[Dataset rows describing interfaces]
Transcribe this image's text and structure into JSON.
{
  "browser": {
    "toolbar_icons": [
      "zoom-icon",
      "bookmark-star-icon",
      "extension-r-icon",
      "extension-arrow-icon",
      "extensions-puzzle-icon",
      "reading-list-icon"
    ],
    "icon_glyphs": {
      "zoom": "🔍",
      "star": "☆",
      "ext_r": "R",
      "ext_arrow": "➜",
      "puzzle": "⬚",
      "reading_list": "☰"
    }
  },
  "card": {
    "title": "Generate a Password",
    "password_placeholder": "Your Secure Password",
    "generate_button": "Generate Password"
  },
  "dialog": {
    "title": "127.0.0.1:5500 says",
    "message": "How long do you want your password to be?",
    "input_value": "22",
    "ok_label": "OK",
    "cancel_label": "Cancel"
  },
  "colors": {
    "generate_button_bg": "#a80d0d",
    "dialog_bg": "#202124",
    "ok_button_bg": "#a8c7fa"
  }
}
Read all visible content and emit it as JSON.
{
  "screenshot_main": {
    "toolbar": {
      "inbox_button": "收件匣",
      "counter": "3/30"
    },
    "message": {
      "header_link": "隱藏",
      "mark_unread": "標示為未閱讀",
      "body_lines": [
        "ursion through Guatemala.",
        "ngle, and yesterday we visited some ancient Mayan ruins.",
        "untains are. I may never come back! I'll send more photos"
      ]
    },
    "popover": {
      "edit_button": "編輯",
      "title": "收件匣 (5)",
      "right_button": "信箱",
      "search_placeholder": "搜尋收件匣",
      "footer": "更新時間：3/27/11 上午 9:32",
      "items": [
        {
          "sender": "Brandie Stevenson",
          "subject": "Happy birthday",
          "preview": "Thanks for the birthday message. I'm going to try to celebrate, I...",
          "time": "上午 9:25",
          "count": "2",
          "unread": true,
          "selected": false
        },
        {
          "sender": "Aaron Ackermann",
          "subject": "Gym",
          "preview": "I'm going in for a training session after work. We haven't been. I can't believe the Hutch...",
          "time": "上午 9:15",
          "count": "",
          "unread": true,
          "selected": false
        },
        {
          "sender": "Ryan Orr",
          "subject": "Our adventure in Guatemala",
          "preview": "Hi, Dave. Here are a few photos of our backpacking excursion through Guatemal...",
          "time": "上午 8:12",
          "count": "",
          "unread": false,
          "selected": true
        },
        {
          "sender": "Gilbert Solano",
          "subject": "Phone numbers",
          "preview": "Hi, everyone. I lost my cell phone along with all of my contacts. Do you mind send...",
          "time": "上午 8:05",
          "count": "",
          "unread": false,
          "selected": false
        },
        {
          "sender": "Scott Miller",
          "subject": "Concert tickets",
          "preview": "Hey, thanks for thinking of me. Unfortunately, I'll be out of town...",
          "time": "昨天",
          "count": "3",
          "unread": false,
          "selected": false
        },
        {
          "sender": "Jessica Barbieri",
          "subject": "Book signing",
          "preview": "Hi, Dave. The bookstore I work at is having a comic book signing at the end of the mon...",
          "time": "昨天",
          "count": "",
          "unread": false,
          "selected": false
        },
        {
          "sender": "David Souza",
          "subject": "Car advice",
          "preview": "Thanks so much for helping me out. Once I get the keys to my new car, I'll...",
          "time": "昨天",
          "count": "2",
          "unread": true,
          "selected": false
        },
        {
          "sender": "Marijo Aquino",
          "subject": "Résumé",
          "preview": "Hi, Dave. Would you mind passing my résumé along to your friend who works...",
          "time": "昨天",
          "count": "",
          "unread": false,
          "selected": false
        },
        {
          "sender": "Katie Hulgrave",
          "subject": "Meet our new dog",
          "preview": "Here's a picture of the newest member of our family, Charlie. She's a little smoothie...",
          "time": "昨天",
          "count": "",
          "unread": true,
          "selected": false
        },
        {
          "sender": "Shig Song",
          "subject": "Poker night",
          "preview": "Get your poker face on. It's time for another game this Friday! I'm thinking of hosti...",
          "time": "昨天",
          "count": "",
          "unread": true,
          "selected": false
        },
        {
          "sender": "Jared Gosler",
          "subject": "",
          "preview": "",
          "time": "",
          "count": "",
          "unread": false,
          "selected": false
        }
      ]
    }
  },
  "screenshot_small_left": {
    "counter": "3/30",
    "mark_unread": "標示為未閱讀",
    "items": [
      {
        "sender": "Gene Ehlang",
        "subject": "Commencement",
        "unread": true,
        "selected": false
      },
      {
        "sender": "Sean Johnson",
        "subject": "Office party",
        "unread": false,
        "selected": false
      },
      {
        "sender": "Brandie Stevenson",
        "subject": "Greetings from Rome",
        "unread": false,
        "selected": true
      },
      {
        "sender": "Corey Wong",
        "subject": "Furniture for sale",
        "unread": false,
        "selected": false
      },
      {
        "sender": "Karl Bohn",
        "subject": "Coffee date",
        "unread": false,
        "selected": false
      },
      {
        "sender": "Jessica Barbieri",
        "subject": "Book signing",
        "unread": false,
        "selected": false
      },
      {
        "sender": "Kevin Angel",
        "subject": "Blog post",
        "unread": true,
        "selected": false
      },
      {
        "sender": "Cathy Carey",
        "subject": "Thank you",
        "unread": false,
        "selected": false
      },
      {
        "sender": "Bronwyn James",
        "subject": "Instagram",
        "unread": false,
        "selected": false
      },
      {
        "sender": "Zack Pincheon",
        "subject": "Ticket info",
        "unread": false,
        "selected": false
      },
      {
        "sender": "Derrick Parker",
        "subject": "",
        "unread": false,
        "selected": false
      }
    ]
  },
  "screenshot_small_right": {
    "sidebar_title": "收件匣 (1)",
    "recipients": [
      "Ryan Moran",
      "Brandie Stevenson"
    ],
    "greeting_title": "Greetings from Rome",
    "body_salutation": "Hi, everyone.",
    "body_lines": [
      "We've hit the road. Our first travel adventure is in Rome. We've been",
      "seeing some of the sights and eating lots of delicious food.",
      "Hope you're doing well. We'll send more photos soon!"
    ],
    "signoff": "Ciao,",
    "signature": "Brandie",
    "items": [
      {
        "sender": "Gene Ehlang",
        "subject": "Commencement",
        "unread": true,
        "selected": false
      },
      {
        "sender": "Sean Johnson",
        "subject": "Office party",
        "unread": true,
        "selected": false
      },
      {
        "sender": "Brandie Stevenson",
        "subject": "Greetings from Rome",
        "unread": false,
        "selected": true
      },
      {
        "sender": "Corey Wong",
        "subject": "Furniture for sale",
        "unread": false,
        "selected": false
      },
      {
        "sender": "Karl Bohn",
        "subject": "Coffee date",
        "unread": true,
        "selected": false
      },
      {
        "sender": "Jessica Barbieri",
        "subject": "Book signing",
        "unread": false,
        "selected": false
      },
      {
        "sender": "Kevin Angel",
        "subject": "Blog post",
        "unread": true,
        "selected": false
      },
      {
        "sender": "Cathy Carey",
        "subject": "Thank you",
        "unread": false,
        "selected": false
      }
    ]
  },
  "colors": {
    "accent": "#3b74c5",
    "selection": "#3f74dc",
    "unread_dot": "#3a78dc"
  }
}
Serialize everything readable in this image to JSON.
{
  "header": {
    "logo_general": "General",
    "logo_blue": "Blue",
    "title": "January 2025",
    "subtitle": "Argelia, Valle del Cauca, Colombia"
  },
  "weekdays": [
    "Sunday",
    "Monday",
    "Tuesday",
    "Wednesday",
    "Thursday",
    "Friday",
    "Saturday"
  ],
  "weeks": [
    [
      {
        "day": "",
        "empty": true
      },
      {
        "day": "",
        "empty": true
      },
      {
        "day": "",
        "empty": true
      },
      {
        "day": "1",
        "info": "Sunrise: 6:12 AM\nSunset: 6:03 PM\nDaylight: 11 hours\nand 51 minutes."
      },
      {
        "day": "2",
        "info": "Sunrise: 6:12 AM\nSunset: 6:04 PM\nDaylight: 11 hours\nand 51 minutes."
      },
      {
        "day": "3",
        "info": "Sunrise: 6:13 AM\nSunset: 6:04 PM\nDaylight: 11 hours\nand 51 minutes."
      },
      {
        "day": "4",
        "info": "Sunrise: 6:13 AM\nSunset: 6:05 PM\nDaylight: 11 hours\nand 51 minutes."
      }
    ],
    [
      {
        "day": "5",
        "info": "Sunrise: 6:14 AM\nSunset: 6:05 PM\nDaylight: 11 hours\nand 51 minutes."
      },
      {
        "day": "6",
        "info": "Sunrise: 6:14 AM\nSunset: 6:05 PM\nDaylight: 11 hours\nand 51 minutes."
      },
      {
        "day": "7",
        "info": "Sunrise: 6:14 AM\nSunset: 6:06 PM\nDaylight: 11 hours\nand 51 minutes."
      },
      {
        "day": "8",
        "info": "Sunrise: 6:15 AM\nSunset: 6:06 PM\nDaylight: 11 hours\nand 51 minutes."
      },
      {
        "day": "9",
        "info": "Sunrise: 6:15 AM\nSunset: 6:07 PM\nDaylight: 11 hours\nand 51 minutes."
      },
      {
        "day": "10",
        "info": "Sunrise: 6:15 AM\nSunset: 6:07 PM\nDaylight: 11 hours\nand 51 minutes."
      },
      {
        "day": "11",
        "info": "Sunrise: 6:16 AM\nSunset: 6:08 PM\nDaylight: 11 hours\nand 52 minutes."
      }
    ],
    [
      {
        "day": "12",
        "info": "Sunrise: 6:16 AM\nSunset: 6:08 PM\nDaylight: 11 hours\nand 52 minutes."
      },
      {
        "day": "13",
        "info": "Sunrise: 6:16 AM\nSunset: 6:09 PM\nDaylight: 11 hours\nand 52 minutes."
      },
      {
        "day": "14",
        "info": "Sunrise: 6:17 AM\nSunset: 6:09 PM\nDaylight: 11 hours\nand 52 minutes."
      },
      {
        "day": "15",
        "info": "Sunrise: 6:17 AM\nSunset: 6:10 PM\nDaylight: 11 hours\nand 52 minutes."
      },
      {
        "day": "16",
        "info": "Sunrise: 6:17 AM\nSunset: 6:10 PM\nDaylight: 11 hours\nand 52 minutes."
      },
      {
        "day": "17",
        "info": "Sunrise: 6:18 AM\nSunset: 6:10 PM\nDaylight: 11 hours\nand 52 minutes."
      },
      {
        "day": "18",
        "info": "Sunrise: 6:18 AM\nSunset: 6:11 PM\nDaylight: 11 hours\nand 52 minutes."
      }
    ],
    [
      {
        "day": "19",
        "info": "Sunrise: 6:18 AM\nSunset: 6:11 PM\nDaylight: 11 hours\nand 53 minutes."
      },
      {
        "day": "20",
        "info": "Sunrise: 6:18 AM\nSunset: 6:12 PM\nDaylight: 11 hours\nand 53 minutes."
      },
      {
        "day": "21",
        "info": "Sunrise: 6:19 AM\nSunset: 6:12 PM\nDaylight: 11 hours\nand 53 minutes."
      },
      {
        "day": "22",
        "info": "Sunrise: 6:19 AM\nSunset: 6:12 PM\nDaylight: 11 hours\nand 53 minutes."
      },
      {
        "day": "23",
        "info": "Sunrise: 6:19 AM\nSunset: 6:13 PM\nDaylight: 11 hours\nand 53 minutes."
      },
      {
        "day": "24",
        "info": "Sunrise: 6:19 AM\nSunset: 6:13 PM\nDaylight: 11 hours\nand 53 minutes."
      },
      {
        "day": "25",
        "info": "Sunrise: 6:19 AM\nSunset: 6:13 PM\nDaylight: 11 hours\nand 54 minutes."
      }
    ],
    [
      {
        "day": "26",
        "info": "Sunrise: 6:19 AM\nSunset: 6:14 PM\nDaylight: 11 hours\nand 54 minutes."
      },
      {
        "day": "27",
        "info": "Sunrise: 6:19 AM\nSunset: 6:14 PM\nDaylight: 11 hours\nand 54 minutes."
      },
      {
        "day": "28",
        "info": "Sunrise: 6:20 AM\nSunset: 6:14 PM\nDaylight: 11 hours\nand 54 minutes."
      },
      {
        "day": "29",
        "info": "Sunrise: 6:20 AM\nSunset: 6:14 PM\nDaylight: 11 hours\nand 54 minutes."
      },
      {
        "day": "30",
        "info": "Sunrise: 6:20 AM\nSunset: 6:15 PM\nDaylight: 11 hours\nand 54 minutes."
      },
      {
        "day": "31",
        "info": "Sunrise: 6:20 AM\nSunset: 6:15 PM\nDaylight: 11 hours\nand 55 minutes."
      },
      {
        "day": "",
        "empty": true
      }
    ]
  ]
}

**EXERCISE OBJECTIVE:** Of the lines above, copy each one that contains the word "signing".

**TASK RESPONSE:**
          "subject": "Book signing",
          "preview": "Hi, Dave. The bookstore I work at is having a comic book signing at the end of the mon...",
        "subject": "Book signing",
        "subject": "Book signing",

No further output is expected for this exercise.